[Collection entries]
··········

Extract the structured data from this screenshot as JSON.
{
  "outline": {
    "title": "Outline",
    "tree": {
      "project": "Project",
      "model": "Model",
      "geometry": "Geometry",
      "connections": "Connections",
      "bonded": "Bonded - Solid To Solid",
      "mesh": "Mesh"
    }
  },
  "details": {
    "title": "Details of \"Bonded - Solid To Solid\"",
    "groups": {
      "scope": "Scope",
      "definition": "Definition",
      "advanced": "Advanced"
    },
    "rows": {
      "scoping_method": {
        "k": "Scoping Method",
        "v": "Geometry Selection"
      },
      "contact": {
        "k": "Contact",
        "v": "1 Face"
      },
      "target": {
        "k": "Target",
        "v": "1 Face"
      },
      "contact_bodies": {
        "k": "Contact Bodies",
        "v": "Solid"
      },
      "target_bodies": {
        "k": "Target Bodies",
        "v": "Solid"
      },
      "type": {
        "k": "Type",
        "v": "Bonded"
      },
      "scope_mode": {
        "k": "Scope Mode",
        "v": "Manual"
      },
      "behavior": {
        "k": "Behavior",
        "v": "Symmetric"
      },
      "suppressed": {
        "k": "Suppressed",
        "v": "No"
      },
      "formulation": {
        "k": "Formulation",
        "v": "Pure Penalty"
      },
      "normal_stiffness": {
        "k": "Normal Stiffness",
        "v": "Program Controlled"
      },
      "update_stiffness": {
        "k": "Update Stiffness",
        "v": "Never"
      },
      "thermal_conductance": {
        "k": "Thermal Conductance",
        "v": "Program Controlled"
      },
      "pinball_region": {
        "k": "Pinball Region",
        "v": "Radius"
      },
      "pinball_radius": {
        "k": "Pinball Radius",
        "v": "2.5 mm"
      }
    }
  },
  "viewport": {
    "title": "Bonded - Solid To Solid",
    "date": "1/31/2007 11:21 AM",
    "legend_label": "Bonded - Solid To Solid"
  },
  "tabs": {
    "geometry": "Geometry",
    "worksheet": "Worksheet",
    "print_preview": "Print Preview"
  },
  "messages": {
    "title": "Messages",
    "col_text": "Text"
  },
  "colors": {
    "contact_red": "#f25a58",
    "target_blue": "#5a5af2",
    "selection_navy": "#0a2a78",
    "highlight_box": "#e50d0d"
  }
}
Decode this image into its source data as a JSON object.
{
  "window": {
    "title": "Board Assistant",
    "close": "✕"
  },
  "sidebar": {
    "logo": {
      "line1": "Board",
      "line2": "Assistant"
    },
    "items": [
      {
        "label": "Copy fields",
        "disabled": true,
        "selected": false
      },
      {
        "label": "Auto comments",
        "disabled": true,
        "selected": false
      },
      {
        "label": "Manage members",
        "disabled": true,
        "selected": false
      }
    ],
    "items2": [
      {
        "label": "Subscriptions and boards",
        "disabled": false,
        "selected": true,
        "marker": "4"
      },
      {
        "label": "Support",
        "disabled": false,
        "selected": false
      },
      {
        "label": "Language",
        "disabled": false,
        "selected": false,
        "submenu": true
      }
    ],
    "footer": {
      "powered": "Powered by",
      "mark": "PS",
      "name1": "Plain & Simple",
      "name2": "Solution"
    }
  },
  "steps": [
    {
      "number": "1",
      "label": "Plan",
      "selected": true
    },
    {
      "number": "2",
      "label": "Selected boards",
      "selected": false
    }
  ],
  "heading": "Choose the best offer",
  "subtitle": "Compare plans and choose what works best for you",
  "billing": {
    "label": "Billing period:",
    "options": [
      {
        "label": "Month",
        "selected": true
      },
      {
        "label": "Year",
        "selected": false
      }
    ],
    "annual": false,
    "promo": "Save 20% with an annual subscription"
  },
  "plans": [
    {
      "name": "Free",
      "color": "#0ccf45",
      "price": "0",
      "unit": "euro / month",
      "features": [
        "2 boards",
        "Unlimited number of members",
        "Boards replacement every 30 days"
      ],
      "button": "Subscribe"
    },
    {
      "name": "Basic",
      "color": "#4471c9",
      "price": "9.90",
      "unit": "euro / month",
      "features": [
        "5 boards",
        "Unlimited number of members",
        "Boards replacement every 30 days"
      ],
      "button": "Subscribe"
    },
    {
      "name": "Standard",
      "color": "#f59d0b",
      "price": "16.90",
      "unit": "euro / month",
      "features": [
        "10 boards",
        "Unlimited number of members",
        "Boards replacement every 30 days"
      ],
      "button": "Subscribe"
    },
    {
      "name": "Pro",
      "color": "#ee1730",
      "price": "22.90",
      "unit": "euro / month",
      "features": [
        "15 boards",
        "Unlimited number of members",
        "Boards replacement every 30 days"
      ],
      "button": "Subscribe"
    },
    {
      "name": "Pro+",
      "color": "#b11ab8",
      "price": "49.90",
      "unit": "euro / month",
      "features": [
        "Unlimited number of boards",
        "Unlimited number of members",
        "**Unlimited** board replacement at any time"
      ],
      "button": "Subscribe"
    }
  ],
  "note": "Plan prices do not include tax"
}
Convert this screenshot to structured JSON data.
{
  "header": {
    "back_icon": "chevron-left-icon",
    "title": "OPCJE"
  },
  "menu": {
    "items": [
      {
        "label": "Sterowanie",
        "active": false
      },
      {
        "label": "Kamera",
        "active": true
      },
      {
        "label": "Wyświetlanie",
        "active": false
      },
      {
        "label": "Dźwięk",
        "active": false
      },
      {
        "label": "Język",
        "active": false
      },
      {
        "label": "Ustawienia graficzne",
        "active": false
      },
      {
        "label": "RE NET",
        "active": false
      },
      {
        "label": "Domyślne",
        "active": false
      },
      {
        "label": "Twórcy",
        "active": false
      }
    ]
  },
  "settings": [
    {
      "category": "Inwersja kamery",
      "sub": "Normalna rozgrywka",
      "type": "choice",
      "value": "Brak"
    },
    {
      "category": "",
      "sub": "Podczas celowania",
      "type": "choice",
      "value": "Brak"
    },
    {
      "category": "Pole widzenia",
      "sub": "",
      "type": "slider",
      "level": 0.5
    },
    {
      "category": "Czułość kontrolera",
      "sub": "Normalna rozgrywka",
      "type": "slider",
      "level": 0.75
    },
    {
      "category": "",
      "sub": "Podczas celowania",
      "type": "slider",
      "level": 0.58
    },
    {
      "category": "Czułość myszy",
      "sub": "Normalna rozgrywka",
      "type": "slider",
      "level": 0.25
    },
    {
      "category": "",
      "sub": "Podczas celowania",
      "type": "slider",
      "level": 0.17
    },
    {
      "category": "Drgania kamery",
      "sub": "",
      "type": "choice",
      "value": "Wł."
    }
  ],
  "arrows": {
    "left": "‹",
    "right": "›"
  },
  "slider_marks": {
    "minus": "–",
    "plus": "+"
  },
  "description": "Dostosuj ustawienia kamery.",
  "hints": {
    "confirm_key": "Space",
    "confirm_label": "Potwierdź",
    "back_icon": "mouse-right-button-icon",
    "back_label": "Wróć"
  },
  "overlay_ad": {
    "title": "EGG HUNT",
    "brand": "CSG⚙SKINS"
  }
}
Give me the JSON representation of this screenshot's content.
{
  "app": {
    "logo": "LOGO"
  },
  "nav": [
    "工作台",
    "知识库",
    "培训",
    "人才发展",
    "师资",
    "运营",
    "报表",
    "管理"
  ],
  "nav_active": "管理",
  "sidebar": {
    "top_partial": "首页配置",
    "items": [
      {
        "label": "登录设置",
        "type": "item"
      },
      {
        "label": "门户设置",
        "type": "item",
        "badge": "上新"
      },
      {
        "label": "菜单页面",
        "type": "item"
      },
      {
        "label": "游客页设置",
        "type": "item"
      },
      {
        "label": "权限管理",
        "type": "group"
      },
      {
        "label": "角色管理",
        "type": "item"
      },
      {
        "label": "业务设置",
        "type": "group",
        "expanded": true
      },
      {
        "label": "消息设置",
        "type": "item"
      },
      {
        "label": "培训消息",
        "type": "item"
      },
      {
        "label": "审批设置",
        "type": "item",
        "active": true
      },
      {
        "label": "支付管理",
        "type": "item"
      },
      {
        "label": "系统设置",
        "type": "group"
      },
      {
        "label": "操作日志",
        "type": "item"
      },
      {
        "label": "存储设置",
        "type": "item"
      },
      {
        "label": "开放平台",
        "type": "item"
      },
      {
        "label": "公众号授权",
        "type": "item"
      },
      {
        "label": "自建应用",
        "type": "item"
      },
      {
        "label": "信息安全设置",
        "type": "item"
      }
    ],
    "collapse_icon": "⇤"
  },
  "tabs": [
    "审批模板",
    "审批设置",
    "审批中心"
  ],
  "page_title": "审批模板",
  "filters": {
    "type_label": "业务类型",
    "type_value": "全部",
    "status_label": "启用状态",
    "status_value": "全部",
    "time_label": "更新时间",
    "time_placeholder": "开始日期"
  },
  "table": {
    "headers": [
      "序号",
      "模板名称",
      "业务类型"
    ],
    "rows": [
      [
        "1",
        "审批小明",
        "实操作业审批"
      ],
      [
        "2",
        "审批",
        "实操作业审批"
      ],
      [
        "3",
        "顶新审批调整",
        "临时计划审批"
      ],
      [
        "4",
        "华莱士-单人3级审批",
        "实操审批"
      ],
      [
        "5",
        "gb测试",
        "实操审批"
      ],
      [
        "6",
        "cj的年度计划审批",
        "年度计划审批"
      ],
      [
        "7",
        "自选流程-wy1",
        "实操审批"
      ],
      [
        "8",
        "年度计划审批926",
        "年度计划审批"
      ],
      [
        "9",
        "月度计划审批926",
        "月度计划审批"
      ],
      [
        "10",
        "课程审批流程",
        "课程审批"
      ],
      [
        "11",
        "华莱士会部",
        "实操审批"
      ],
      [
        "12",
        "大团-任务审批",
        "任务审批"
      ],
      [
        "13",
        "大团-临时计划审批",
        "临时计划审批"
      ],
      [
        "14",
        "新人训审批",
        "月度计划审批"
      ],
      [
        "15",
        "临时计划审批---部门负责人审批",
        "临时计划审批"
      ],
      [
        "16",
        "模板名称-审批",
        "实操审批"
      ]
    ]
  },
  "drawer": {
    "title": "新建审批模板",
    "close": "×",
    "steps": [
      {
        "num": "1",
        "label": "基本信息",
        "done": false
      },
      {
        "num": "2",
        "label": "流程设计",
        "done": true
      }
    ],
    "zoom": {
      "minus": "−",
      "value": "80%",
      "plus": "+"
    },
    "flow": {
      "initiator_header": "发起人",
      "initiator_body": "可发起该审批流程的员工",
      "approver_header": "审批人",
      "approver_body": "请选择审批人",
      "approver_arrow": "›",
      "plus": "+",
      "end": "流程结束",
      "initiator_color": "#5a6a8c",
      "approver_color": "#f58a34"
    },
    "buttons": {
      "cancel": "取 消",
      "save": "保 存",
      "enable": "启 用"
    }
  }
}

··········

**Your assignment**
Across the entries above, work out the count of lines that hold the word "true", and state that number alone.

**Exercise output**
11